Mathews just didn’t have quite longevity of the three at the top of our list. He was outstanding during an 11-year window, compared to the 15 or more years of each of those in our Holy Trinity of third basemen. For excellence over a longer period, and what they meant to their franchises, and their postseason success, we’re going with Jones and Brett — or is it Brett and Jones? — in the two spots behind Schmidt.
Schmidt, a 12-time All-Star, 10-time Gold Glove winner and three-time National League MVP, finished with 548 homers and 1,595 RBIs. That’s one more RBI than Jones (1,594), an eight-time All-Star and one-time MVP who has 460 homers.
Jones has a .934 on-base-plus-slugging percentage that’s better than either Schmidt (.908) or Brett (.857), who tailed off sharply during his last three seasons at ages 38-40.
Jones, who played 2-1/2 seasons in left field in the middle of his career and 49 games at shortstop, has never won a Gold Glove. Brett, who won one Gold Glove at third base, played one-fifth of his career at first base, while Schmidt played more than 2,200 of his 2,404 games at third base.
Jones kept producing despite six knee surgeries. He moved to the outfield in his prime for the sake of the team, then moved back to third base without missing a beat.
Jones has a .304 career average and .402 on-base percentage, with 2,670 hits in 2,436 games over 19 seasons. Brett had a .305 average, .369 OPB and 3,154 hits in 2,707 games over 21 years. Brett was at his best in the Royals heyday from 1976 to 1985, finishing in the top three in the American League MVP balloting four times including his lone MVP award in 1980.
“Many times [Braves president and former general manager] John Schuerholz, who used to be here in Kansas City, has told me how much I remind him of George back in the day,” Jones said. “I take that as the ultimate compliment for a third baseman. He was a gritty, gutty ballplayer. He was the toast of the town here in Kansas City. And bottom line, he helped them win ballgames day in and day out. Anytime I can draw a comparison to someone like that, I’m honored.”
In postseason play, Jones has a .288 average and .411 OBP with 13 homers in 92 games. Brett hit a robust .337 with a 1.023 OPS and 10 homers in 43 postseason games.
Brett won the last of his three batting titles at age 37, hitting .329 in 1990. He batted over .290 only one other time in his final eight seasons, and hit .266 with career-low .312 OBP at age 40 in his final season in 1993.
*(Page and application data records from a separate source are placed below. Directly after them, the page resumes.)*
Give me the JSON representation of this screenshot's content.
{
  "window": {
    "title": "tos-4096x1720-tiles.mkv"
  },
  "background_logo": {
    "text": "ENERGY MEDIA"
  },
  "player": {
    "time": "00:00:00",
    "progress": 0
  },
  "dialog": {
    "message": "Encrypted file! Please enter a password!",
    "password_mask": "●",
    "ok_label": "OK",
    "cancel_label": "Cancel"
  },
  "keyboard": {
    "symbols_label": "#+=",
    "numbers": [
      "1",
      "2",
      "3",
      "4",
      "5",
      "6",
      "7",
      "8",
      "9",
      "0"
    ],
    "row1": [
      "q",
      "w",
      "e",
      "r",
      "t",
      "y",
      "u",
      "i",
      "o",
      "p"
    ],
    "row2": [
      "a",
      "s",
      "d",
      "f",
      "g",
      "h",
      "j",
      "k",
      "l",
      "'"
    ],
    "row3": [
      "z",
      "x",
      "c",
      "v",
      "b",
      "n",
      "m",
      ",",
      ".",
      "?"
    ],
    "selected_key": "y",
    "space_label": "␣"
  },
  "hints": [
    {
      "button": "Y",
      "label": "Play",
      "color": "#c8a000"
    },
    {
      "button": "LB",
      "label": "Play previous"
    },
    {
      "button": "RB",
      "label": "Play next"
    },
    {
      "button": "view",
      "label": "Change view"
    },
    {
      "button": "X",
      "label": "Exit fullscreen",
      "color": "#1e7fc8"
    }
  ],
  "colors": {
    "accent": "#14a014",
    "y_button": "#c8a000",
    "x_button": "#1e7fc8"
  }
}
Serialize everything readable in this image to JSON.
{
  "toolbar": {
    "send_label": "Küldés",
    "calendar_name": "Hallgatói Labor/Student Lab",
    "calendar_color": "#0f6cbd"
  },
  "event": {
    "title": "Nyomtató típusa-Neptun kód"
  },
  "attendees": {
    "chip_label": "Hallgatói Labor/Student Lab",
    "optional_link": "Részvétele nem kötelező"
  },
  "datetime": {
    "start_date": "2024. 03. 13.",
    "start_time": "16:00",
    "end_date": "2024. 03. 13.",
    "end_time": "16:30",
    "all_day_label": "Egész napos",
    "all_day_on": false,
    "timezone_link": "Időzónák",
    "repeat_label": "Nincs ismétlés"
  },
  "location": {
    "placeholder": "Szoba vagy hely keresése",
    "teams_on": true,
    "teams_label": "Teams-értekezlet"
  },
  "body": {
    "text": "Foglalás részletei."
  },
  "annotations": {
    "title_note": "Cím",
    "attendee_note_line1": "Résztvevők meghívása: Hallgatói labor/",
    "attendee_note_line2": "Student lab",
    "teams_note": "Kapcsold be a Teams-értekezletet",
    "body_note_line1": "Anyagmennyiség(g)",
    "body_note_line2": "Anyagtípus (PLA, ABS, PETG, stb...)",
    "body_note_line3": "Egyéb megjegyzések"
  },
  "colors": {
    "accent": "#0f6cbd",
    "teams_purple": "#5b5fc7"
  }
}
Jones at 40 is hitting .318 with a .396 OBP, albeit in only 49 games due to two stints on the disabled list and other rest days. He’s probably going to hit over .295 for a fifth time in his final eight seasons and could possibly hit .320 or higher for the fourth time in his final seven seasons.
Oh, by the way, he leads the majors with .532 OBP when leading off innings, ahead of Minnesota’s Joe Mauer (.521) and Baltimore’s Nick Markakis (.486).
He’s gimpy at times, but still plays at a high level.
An All-Star at 40.
And the second-best third baseman of all time, in our view. By a nose over Brett.
NL All-Star lineup
(Matt Cain is starting pitcher)
AL All-Star lineup
(Juster Verlander is starting pitcher)